KAMPALA – Uganda National Bureau of standards -UNBS will close all maize millers that won’t have a distinctive certification by June this year.
Section 43 of the Uganda National Bureau of Standards Act, cap 327, makes use of a distinctive mark a mandatory requirement for all importers and manufacturers of any article, product or a thing that is or will be a subject of trade or use.
Addressing millers under their joint union Rubaga Grain Millers Association, Ronald Ahimbisibwe, the UNBS Principal certification officer said since 2018 they have tried to educate millers about the advantages of having a distinctive mark (Q-Mark) before their products are put on market but few have complied.
Rubaga Grain Millers Associations brings together over 400 millers from different parts of the country including Gulu, Arua, Kisenyi, Masanafu, Busega, Nateete and Kotido.
In this meeting that was attended by over 50 millers, only two had acquired a distinctive mark for their maize flour (Nakawuka Maize Millers and Kasawo Millers). The rest are still hanging on to excuses of Covid-19 effects, NEMA threatening to evacuate them and delayed construction of Nakawuka road.
Requirements for a maize miller to acquire this distinctive mark (Q-Mark), include being a registered enterprise with a TIN number, having proper packaging and labeling, proper infrastructure (recognized building, fence, well-built toilet, second wire meshed door) and very importantly, milling only aflatoxin-free grain.
Contaminated maize is a big health hazard that most posho-eating Ugandans seems to be unaware of. According to research done by Scientific Africa ”Mycotoxins contamination in foods consumed in Uganda, a 12-year review (2006-2018)”, Aflatoxins -a highly toxic compound produced by fungi in maize – had cost Uganda 577 million dollars (over 2 trillion shillings) annually as a result of 3,700 aflatoxin induced liver cancer cases.
“I visited some of you during inspection and I found healthy looking goats and cats around your mills feeding on the maize” a shocked Ronald Ahimbisibwe said accusingly.
He reminded them that this is a major health threat to the whole country.
Maize milling is a big business in Uganda because maize flour is an important staple food for over 90 per cent of Ugandans.
Richard Serwadda chairman Rubaga Grain Millers Association, agrees that there has been laxity in acquisition of this mark among millers calling for serious action from UNBS.
Sserwadda who owns Real food maize millers doesn’t own a mark but promises to acquire it soon.
This distinctive mark (Q-mark) costs less than 1.5 million shillings which is pocket change for the billionaire maize millers.
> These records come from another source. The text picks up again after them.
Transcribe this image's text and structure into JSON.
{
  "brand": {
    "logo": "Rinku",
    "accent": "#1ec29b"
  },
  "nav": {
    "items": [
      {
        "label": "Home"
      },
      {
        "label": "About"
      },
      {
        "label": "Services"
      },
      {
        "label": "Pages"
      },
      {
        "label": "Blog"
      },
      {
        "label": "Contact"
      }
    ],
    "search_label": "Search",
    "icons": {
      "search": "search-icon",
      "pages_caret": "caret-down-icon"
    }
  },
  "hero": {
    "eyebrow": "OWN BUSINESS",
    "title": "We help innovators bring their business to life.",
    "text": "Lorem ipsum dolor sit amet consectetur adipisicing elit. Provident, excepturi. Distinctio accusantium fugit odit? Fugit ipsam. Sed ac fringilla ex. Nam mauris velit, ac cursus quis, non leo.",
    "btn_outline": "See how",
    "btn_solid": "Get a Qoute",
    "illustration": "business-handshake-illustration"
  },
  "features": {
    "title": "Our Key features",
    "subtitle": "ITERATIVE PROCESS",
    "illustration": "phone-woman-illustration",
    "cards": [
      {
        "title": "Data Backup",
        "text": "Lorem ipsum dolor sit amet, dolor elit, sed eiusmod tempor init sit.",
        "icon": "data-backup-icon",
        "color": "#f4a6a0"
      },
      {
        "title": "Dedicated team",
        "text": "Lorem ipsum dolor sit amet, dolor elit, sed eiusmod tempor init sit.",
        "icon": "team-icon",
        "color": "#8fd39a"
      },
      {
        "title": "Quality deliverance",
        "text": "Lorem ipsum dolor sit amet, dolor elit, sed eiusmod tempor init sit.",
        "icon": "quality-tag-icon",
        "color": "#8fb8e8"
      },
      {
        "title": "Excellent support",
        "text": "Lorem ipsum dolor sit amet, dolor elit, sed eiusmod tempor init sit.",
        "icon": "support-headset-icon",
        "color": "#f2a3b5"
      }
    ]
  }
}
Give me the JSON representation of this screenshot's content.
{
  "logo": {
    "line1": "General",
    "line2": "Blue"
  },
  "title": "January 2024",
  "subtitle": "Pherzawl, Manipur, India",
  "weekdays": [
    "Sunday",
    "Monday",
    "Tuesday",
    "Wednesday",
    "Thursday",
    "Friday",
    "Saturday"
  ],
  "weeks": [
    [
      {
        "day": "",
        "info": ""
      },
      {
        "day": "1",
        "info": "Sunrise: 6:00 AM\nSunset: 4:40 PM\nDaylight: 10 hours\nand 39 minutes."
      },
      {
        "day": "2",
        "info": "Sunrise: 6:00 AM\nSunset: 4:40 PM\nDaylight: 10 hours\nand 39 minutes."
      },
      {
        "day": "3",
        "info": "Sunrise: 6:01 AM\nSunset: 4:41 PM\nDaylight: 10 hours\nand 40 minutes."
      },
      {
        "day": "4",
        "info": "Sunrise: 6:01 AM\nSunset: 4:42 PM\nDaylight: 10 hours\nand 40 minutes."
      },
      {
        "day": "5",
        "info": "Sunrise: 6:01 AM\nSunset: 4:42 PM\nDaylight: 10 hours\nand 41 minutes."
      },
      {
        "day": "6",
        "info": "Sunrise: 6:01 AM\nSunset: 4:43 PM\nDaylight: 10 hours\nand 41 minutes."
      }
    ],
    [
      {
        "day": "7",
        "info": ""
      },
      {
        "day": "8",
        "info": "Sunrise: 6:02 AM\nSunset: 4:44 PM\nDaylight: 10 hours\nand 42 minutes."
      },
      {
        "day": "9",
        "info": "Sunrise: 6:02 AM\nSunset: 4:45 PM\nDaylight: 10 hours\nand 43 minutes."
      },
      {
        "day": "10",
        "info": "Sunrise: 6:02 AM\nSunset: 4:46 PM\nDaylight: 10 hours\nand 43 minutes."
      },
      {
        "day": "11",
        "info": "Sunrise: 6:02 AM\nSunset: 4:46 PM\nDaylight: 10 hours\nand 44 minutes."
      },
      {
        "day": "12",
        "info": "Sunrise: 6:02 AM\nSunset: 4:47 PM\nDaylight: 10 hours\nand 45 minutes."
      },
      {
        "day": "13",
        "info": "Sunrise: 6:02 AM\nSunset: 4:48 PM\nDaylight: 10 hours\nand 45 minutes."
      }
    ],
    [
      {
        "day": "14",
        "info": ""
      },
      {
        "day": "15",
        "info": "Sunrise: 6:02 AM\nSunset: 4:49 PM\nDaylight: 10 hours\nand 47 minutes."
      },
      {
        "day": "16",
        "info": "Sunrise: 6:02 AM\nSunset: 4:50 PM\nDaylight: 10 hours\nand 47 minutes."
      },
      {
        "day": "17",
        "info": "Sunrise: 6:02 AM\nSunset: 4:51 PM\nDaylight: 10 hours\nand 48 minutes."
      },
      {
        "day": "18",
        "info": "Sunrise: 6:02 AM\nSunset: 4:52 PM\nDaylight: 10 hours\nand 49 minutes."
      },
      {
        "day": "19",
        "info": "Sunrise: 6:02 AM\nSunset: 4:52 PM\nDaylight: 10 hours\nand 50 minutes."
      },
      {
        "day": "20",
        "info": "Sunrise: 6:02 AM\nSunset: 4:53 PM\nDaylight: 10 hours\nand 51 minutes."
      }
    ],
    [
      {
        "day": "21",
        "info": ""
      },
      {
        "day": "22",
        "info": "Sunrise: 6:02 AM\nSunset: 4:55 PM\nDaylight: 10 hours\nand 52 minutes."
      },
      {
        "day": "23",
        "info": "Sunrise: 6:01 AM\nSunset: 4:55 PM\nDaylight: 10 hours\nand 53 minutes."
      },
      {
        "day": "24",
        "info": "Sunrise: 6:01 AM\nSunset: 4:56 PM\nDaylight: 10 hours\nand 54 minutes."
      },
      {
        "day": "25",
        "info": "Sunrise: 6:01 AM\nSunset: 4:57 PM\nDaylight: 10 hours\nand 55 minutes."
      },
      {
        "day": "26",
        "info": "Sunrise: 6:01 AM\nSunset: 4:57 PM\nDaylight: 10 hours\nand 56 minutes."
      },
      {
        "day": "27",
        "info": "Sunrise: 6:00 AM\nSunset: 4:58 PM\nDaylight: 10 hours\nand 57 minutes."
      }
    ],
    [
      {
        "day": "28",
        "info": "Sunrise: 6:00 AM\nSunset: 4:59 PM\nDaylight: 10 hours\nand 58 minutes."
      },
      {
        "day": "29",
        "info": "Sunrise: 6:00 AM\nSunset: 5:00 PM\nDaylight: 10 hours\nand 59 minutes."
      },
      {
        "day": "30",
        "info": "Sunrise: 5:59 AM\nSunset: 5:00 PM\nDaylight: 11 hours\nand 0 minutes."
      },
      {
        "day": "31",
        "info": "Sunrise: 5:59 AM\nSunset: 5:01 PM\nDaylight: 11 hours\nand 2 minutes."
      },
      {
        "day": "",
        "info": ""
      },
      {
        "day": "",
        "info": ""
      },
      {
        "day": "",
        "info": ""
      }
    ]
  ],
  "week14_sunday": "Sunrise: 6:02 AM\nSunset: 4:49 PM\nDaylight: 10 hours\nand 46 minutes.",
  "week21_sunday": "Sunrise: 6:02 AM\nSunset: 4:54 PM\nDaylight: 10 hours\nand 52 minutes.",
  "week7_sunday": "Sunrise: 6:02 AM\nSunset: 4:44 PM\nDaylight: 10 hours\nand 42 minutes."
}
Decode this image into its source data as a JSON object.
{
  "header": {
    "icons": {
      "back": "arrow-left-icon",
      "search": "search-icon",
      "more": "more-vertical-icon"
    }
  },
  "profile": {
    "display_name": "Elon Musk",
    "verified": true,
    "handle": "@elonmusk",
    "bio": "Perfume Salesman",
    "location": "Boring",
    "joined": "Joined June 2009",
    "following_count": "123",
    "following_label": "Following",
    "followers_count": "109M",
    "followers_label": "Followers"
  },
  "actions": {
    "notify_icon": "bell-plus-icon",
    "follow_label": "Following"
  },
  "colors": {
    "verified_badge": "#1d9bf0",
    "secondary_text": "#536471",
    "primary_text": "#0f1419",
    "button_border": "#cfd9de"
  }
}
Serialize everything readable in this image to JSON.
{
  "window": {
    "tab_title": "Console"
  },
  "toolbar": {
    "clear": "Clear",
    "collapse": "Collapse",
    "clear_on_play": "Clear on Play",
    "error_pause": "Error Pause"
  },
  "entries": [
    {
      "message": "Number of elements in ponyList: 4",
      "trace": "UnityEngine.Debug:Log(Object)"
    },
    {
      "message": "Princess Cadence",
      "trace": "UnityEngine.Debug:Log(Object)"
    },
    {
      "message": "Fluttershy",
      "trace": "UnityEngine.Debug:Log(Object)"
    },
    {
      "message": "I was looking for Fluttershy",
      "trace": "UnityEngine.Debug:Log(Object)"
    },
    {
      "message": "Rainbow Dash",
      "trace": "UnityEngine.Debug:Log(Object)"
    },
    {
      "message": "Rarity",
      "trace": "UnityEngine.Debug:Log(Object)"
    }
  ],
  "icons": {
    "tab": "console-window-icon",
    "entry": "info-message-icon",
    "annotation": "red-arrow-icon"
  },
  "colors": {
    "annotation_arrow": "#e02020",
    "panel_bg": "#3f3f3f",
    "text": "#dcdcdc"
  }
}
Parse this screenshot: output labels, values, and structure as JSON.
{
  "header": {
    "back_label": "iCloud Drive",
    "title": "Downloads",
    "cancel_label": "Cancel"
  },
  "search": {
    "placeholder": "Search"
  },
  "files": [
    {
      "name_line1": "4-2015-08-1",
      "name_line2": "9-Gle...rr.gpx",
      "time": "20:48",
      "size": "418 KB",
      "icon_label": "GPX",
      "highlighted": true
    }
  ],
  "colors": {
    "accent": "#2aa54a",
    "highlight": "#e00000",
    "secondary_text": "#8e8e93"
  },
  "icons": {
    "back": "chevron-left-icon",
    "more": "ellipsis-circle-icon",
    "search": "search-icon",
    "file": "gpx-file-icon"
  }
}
But to acuire it one must fulfill the hygienic requirements in and around their mill as well as using only the cleanest grain.
The distinctive mark(Q-Mark) is an important mark because it gives assurance to the consumer that the product meets quality and safety standards, confidence that it will perform as expected, it makes the product widely accepted in the market and can easily access regional and intentional markets
A kilogram of maize today costs 630 shillings, milled maize flour processed between 50%-55% (commonly known as number 1) goes for 30,000 for 25kgs and 60,000 for 50kg packs in wholesale shops around Kisenyi.
Ssenyonga Aaron who doubles as a whole seller and a miller at J L millers kisenyi says emphasis of producing good quality maize flour should start with the farmers. He says farmers should purpose to harvest well, dry well and store well so as to prevent contamination of maize with aflatoxins.